I saw some decent reviews for this one in the App Store, and the price was low, so I figured I’d check it out. Armageddon Squadron is a decent game overall, and I warmed to it more with time. It offers a lot of play options and scenarios that are engaging. For example, gameplay is not restricted to a front aerial view. Some of the missions require you to switch to a top-down bomber view so that you can accurately place bombs on targets below.
Armageddon Squadron: Bogie at 12 o’clock (left), and bombing a supply factory (right).
Hellfire takes you back to the cold war era, when the U.S.A. and U.S.S.R. were locked in an escalating race for military supremacy. The original Hellfire game for the Windows Mobile platform came out around 2004, and was dubbed Hellfire: Apache vs. Hind. The title is misleading—it makes it sound like an air-to-air combat game between two helicopters. It’s listed in the category of strategy games by the vendor, but most of the game involves direct combat between a helicopter you control and “bogies” controlled by the computer. (You choose to pilot either the Apache or Hind.) The original game was nicely executed and fun to play, and so is the newer version.

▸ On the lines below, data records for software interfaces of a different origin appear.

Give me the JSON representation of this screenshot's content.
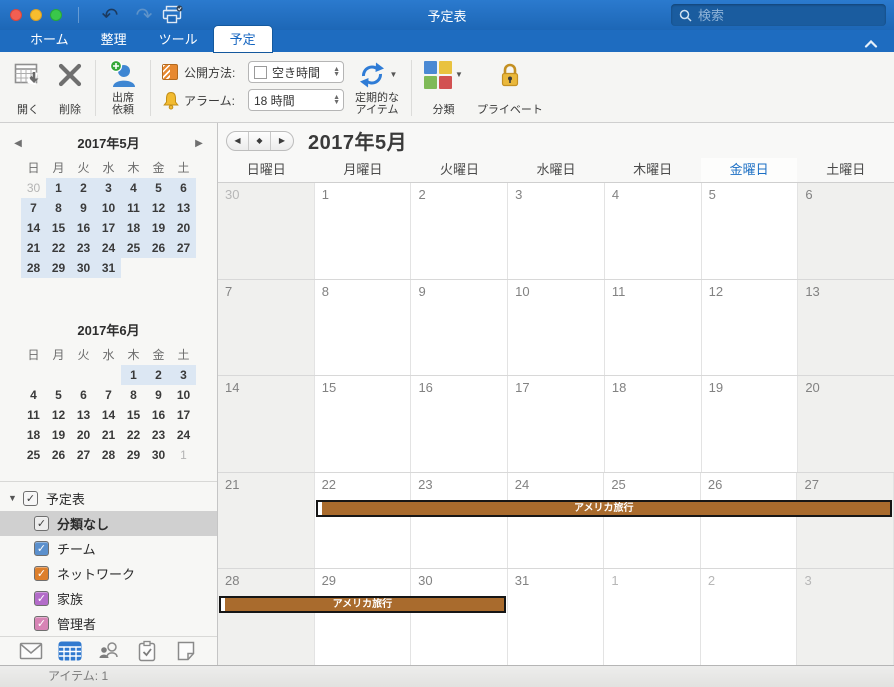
{
  "titlebar": {
    "title": "予定表",
    "search_placeholder": "検索",
    "icons": [
      "undo-icon",
      "redo-icon",
      "print-icon",
      "search-icon"
    ]
  },
  "tabs": [
    {
      "label": "ホーム",
      "active": false
    },
    {
      "label": "整理",
      "active": false
    },
    {
      "label": "ツール",
      "active": false
    },
    {
      "label": "予定",
      "active": true
    }
  ],
  "ribbon": {
    "open_label": "開く",
    "delete_label": "削除",
    "invite_label": [
      "出席",
      "依頼"
    ],
    "show_as_label": "公開方法:",
    "show_as_value": "空き時間",
    "reminder_label": "アラーム:",
    "reminder_value": "18 時間",
    "recurrence_label": [
      "定期的な",
      "アイテム"
    ],
    "categorize_label": "分類",
    "private_label": "プライベート",
    "category_colors": [
      "#4a89d4",
      "#e9c23f",
      "#7fba57",
      "#d25151"
    ]
  },
  "sidebar": {
    "mini_calendars": [
      {
        "title": "2017年5月",
        "has_arrows": true,
        "day_headers": [
          "日",
          "月",
          "火",
          "水",
          "木",
          "金",
          "土"
        ],
        "weeks": [
          [
            {
              "d": 30,
              "other": true
            },
            {
              "d": 1,
              "hl": true
            },
            {
              "d": 2,
              "hl": true
            },
            {
              "d": 3,
              "hl": true
            },
            {
              "d": 4,
              "hl": true
            },
            {
              "d": 5,
              "hl": true
            },
            {
              "d": 6,
              "hl": true
            }
          ],
          [
            {
              "d": 7,
              "hl": true
            },
            {
              "d": 8,
              "hl": true
            },
            {
              "d": 9,
              "hl": true
            },
            {
              "d": 10,
              "hl": true
            },
            {
              "d": 11,
              "hl": true
            },
            {
              "d": 12,
              "hl": true
            },
            {
              "d": 13,
              "hl": true
            }
          ],
          [
            {
              "d": 14,
              "hl": true
            },
            {
              "d": 15,
              "hl": true
            },
            {
              "d": 16,
              "hl": true
            },
            {
              "d": 17,
              "hl": true
            },
            {
              "d": 18,
              "hl": true
            },
            {
              "d": 19,
              "hl": true
            },
            {
              "d": 20,
              "hl": true
            }
          ],
          [
            {
              "d": 21,
              "hl": true
            },
            {
              "d": 22,
              "hl": true
            },
            {
              "d": 23,
              "hl": true
            },
            {
              "d": 24,
              "hl": true
            },
            {
              "d": 25,
              "hl": true
            },
            {
              "d": 26,
              "hl": true
            },
            {
              "d": 27,
              "hl": true
            }
          ],
          [
            {
              "d": 28,
              "hl": true
            },
            {
              "d": 29,
              "hl": true
            },
            {
              "d": 30,
              "hl": true
            },
            {
              "d": 31,
              "hl": true
            },
            null,
            null,
            null
          ]
        ]
      },
      {
        "title": "2017年6月",
        "has_arrows": false,
        "day_headers": [
          "日",
          "月",
          "火",
          "水",
          "木",
          "金",
          "土"
        ],
        "weeks": [
          [
            null,
            null,
            null,
            null,
            {
              "d": 1,
              "hl": true
            },
            {
              "d": 2,
              "hl": true
            },
            {
              "d": 3,
              "hl": true
            }
          ],
          [
            {
              "d": 4
            },
            {
              "d": 5
            },
            {
              "d": 6
            },
            {
              "d": 7
            },
            {
              "d": 8
            },
            {
              "d": 9
            },
            {
              "d": 10
            }
          ],
          [
            {
              "d": 11
            },
            {
              "d": 12
            },
            {
              "d": 13
            },
            {
              "d": 14
            },
            {
              "d": 15
            },
            {
              "d": 16
            },
            {
              "d": 17
            }
          ],
          [
            {
              "d": 18
            },
            {
              "d": 19
            },
            {
              "d": 20
            },
            {
              "d": 21
            },
            {
              "d": 22
            },
            {
              "d": 23
            },
            {
              "d": 24
            }
          ],
          [
            {
              "d": 25
            },
            {
              "d": 26
            },
            {
              "d": 27
            },
            {
              "d": 28
            },
            {
              "d": 29
            },
            {
              "d": 30
            },
            {
              "d": 1,
              "other": true
            }
          ]
        ]
      }
    ],
    "calendar_list": {
      "root": {
        "label": "予定表",
        "checked": true,
        "color": "#f6f6f6",
        "check_dark": true
      },
      "items": [
        {
          "label": "分類なし",
          "checked": true,
          "color": "#ececec",
          "check_dark": true,
          "selected": true
        },
        {
          "label": "チーム",
          "checked": true,
          "color": "#5b90cd",
          "check_dark": false,
          "selected": false
        },
        {
          "label": "ネットワーク",
          "checked": true,
          "color": "#dd7f2b",
          "check_dark": false,
          "selected": false
        },
        {
          "label": "家族",
          "checked": true,
          "color": "#b36cc9",
          "check_dark": false,
          "selected": false
        },
        {
          "label": "管理者",
          "checked": true,
          "color": "#d784b5",
          "check_dark": false,
          "selected": false
        }
      ]
    },
    "nav_icons": [
      {
        "name": "mail-icon",
        "active": false
      },
      {
        "name": "calendar-icon",
        "active": true
      },
      {
        "name": "contacts-icon",
        "active": false
      },
      {
        "name": "tasks-icon",
        "active": false
      },
      {
        "name": "notes-icon",
        "active": false
      }
    ]
  },
  "main": {
    "title": "2017年5月",
    "nav_glyphs": [
      "◀",
      "◆",
      "▶"
    ],
    "day_headers": [
      {
        "label": "日曜日",
        "today": false
      },
      {
        "label": "月曜日",
        "today": false
      },
      {
        "label": "火曜日",
        "today": false
      },
      {
        "label": "水曜日",
        "today": false
      },
      {
        "label": "木曜日",
        "today": false
      },
      {
        "label": "金曜日",
        "today": true
      },
      {
        "label": "土曜日",
        "today": false
      }
    ],
    "weeks": [
      [
        {
          "d": 30,
          "other": true
        },
        {
          "d": 1
        },
        {
          "d": 2
        },
        {
          "d": 3
        },
        {
          "d": 4
        },
        {
          "d": 5
        },
        {
          "d": 6
        }
      ],
      [
        {
          "d": 7
        },
        {
          "d": 8
        },
        {
          "d": 9
        },
        {
          "d": 10
        },
        {
          "d": 11
        },
        {
          "d": 12
        },
        {
          "d": 13
        }
      ],
      [
        {
          "d": 14
        },
        {
          "d": 15
        },
        {
          "d": 16
        },
        {
          "d": 17
        },
        {
          "d": 18
        },
        {
          "d": 19
        },
        {
          "d": 20
        }
      ],
      [
        {
          "d": 21
        },
        {
          "d": 22
        },
        {
          "d": 23
        },
        {
          "d": 24
        },
        {
          "d": 25
        },
        {
          "d": 26
        },
        {
          "d": 27
        }
      ],
      [
        {
          "d": 28
        },
        {
          "d": 29
        },
        {
          "d": 30
        },
        {
          "d": 31
        },
        {
          "d": 1,
          "other": true
        },
        {
          "d": 2,
          "other": true
        },
        {
          "d": 3,
          "other": true
        }
      ]
    ],
    "events": [
      {
        "label": "アメリカ旅行",
        "week": 3,
        "start_col": 1,
        "span": 6,
        "color": "#a96b2d"
      },
      {
        "label": "アメリカ旅行",
        "week": 4,
        "start_col": 0,
        "span": 3,
        "color": "#a96b2d"
      }
    ]
  },
  "statusbar": {
    "items_label": "アイテム: 1"
  }
}
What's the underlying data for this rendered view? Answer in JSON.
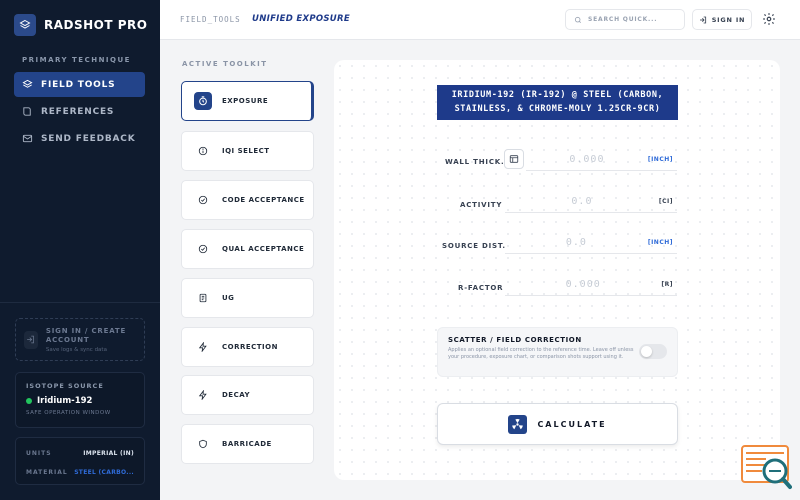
{
  "app": {
    "name": "RADSHOT PRO"
  },
  "sidebar": {
    "section_label": "PRIMARY TECHNIQUE",
    "items": [
      {
        "label": "FIELD TOOLS",
        "icon": "layers-icon",
        "active": true
      },
      {
        "label": "REFERENCES",
        "icon": "book-icon",
        "active": false
      },
      {
        "label": "SEND FEEDBACK",
        "icon": "mail-icon",
        "active": false
      }
    ],
    "signin_card": {
      "title": "SIGN IN / CREATE ACCOUNT",
      "subtitle": "Save logs & sync data"
    },
    "isotope": {
      "label": "ISOTOPE SOURCE",
      "name": "Iridium-192",
      "status": "SAFE OPERATION WINDOW",
      "status_color": "#22c55e"
    },
    "settings": {
      "units_label": "UNITS",
      "units_value": "IMPERIAL (IN)",
      "material_label": "MATERIAL",
      "material_value": "STEEL (CARBO..."
    }
  },
  "header": {
    "crumb_parent": "FIELD_TOOLS",
    "crumb_current": "UNIFIED EXPOSURE",
    "search_placeholder": "SEARCH QUICK...",
    "signin_label": "SIGN IN"
  },
  "toolkit": {
    "label": "ACTIVE TOOLKIT",
    "tools": [
      {
        "label": "EXPOSURE",
        "icon": "timer-icon",
        "active": true
      },
      {
        "label": "IQI SELECT",
        "icon": "info-icon",
        "active": false
      },
      {
        "label": "CODE ACCEPTANCE",
        "icon": "check-circle-icon",
        "active": false
      },
      {
        "label": "QUAL ACCEPTANCE",
        "icon": "check-circle-icon",
        "active": false
      },
      {
        "label": "UG",
        "icon": "document-icon",
        "active": false
      },
      {
        "label": "CORRECTION",
        "icon": "bolt-icon",
        "active": false
      },
      {
        "label": "DECAY",
        "icon": "bolt-icon",
        "active": false
      },
      {
        "label": "BARRICADE",
        "icon": "shield-icon",
        "active": false
      }
    ]
  },
  "exposure": {
    "title_line1": "IRIDIUM-192 (IR-192) @ STEEL (CARBON,",
    "title_line2": "STAINLESS, & CHROME-MOLY 1.25CR-9CR)",
    "fields": [
      {
        "label": "WALL THICK.",
        "value": "0.000",
        "unit": "[INCH]",
        "unit_link": true
      },
      {
        "label": "ACTIVITY",
        "value": "0.0",
        "unit": "[CI]",
        "unit_link": false
      },
      {
        "label": "SOURCE DIST.",
        "value": "0.0",
        "unit": "[INCH]",
        "unit_link": true
      },
      {
        "label": "R-FACTOR",
        "value": "0.000",
        "unit": "[R]",
        "unit_link": false
      }
    ],
    "scatter": {
      "title": "SCATTER / FIELD CORRECTION",
      "description": "Applies an optional field correction to the reference time. Leave off unless your procedure, exposure chart, or comparison shots support using it.",
      "enabled": false
    },
    "calculate_label": "CALCULATE"
  },
  "colors": {
    "sidebar_bg": "#0f1b2e",
    "accent": "#23448a",
    "title_bg": "#1e3a8a",
    "link": "#2f6bd8"
  }
}
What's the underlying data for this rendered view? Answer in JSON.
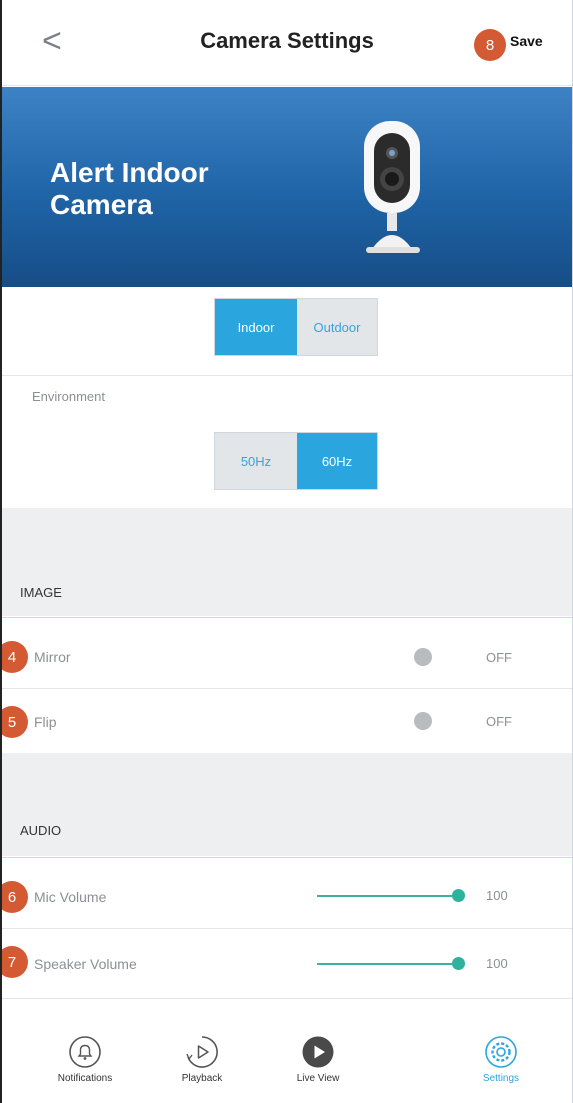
{
  "header": {
    "back_label": "<",
    "title": "Camera Settings",
    "save_label": "Save"
  },
  "callouts": {
    "save": "8",
    "mirror": "4",
    "flip": "5",
    "mic": "6",
    "speaker": "7"
  },
  "banner": {
    "camera_name_line1": "Alert Indoor",
    "camera_name_line2": "Camera",
    "background_color": "#2a6fb0"
  },
  "location": {
    "options": [
      "Indoor",
      "Outdoor"
    ],
    "selected": "Indoor"
  },
  "environment": {
    "label": "Environment",
    "options": [
      "50Hz",
      "60Hz"
    ],
    "selected": "60Hz"
  },
  "image_section": {
    "title": "IMAGE",
    "rows": [
      {
        "label": "Mirror",
        "value": "OFF"
      },
      {
        "label": "Flip",
        "value": "OFF"
      }
    ]
  },
  "audio_section": {
    "title": "AUDIO",
    "rows": [
      {
        "label": "Mic Volume",
        "value": "100",
        "level": 1.0
      },
      {
        "label": "Speaker Volume",
        "value": "100",
        "level": 1.0
      }
    ]
  },
  "tabbar": {
    "tabs": [
      {
        "label": "Notifications",
        "icon": "bell-icon"
      },
      {
        "label": "Playback",
        "icon": "playback-icon"
      },
      {
        "label": "Live View",
        "icon": "play-icon"
      },
      {
        "label": "Settings",
        "icon": "gear-icon"
      }
    ],
    "active": "Settings",
    "accent": "#2aa5dd"
  }
}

Hour of Heroes begins with an awesome preview sequence of the game. When the scenes first rolled, I thought I was watching a movie. The game itself is not quite as vivid as the promo, but it’s close.
The animated actions and effects are smooth, and the shading is quite realistic. From plumes of smoke to an enemy being shot, the game graphics are simply amazing—the highest quality I have seen thus far on the iPhone or Touch. In addition, the sound is very realistic. You can hear your squad buddies and German Army units shouting amidst the crack of small arms fire and the rumble of armor and artillery.
Years ago, when I got my first PDA, I imagined a day when I could speak to any person on the planet using a personal language translator. Future Apps, Inc. has nearly fulfilled that dream with its series of iSpeak language translation references, including iSpeak Spanish shown here. The user still has to peck away on the onscreen keyboard to enter the word or phrase, but iSpeak will display the translation and “speak” it accurately. Translations work in either direction (English to Spanish or Spanish to English). The output is very accurate. This is a self-contained app.